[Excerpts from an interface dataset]
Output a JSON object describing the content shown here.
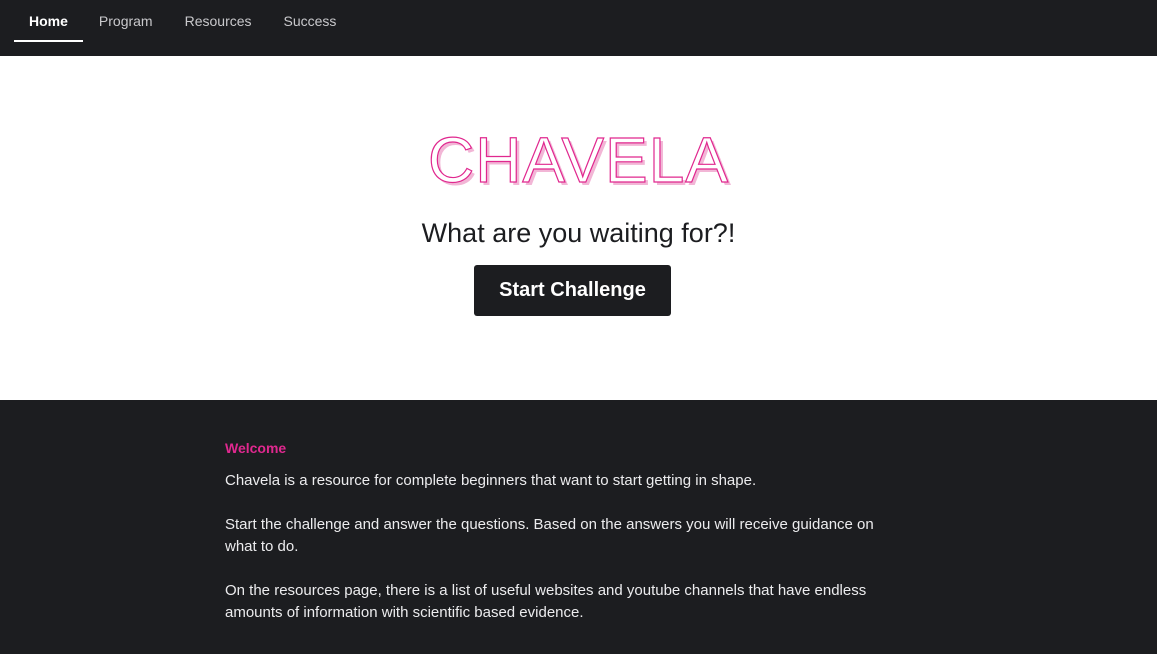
{
  "nav": {
    "items": [
      {
        "label": "Home",
        "active": true
      },
      {
        "label": "Program",
        "active": false
      },
      {
        "label": "Resources",
        "active": false
      },
      {
        "label": "Success",
        "active": false
      }
    ]
  },
  "hero": {
    "brand": "CHAVELA",
    "tagline": "What are you waiting for?!",
    "cta_label": "Start Challenge"
  },
  "about": {
    "heading": "Welcome",
    "paragraphs": [
      "Chavela is a resource for complete beginners that want to start getting in shape.",
      "Start the challenge and answer the questions. Based on the answers you will receive guidance on what to do.",
      "On the resources page, there is a list of useful websites and youtube channels that have endless amounts of information with scientific based evidence."
    ]
  },
  "colors": {
    "accent": "#e0288f",
    "dark": "#1c1d20",
    "light": "#ffffff"
  }
}
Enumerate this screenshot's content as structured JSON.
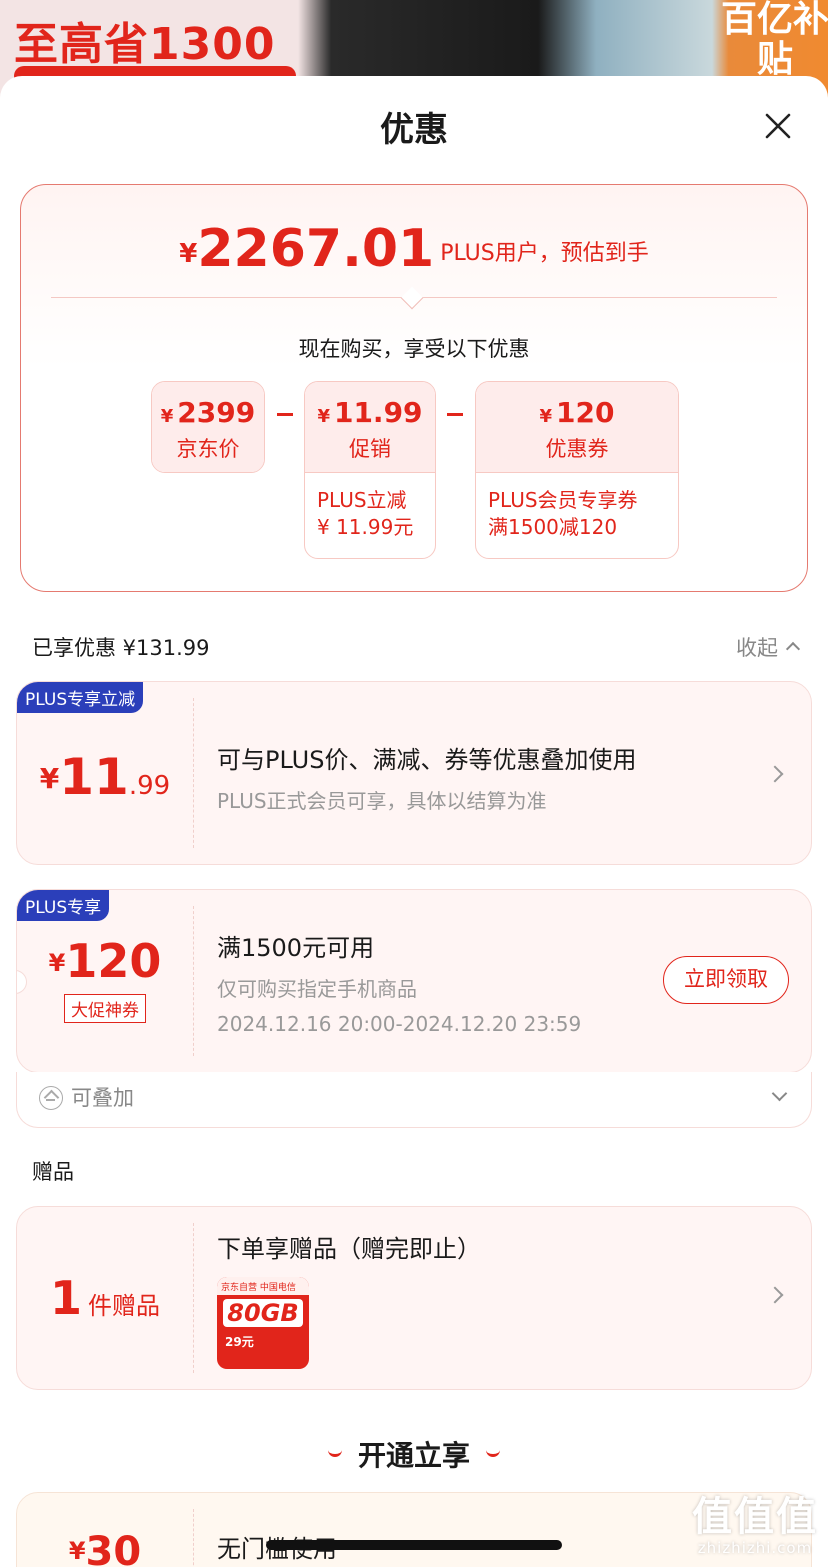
{
  "background": {
    "banner_text": "至高省1300",
    "badge_text": "百亿补贴"
  },
  "sheet": {
    "title": "优惠"
  },
  "summary": {
    "currency": "¥",
    "final_price": "2267.01",
    "final_suffix": "PLUS用户，预估到手",
    "subtitle": "现在购买，享受以下优惠",
    "boxes": [
      {
        "amount": "2399",
        "label": "京东价"
      },
      {
        "amount": "11.99",
        "label": "促销",
        "note_line1": "PLUS立减",
        "note_line2": "¥ 11.99元"
      },
      {
        "amount": "120",
        "label": "优惠券",
        "note_line1": "PLUS会员专享券",
        "note_line2": "满1500减120"
      }
    ]
  },
  "enjoyed": {
    "label": "已享优惠 ¥131.99",
    "collapse_label": "收起"
  },
  "promo_card": {
    "tag": "PLUS专享立减",
    "amount_int": "11",
    "amount_dec": ".99",
    "title": "可与PLUS价、满减、券等优惠叠加使用",
    "subtitle": "PLUS正式会员可享，具体以结算为准"
  },
  "coupon_card": {
    "tag": "PLUS专享",
    "amount": "120",
    "badge": "大促神券",
    "title": "满1500元可用",
    "subtitle": "仅可购买指定手机商品",
    "validity": "2024.12.16 20:00-2024.12.20 23:59",
    "button": "立即领取",
    "stackable": "可叠加"
  },
  "gift": {
    "section_title": "赠品",
    "count": "1",
    "count_unit": "件赠品",
    "title": "下单享赠品（赠完即止）",
    "card_brand": "京东自营  中国电信",
    "card_capacity": "80GB",
    "card_price": "29元"
  },
  "open": {
    "title": "开通立享"
  },
  "last_card": {
    "amount": "30",
    "title": "无门槛使用"
  },
  "watermark": {
    "line1": "值值值",
    "line2": "zhizhizhi.com"
  },
  "colors": {
    "accent_red": "#e1251b",
    "plus_blue": "#2b3fba"
  }
}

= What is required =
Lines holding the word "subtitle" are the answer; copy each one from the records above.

= Output for this task =
    "subtitle": "现在购买，享受以下优惠",
    "subtitle": "PLUS正式会员可享，具体以结算为准"
    "subtitle": "仅可购买指定手机商品",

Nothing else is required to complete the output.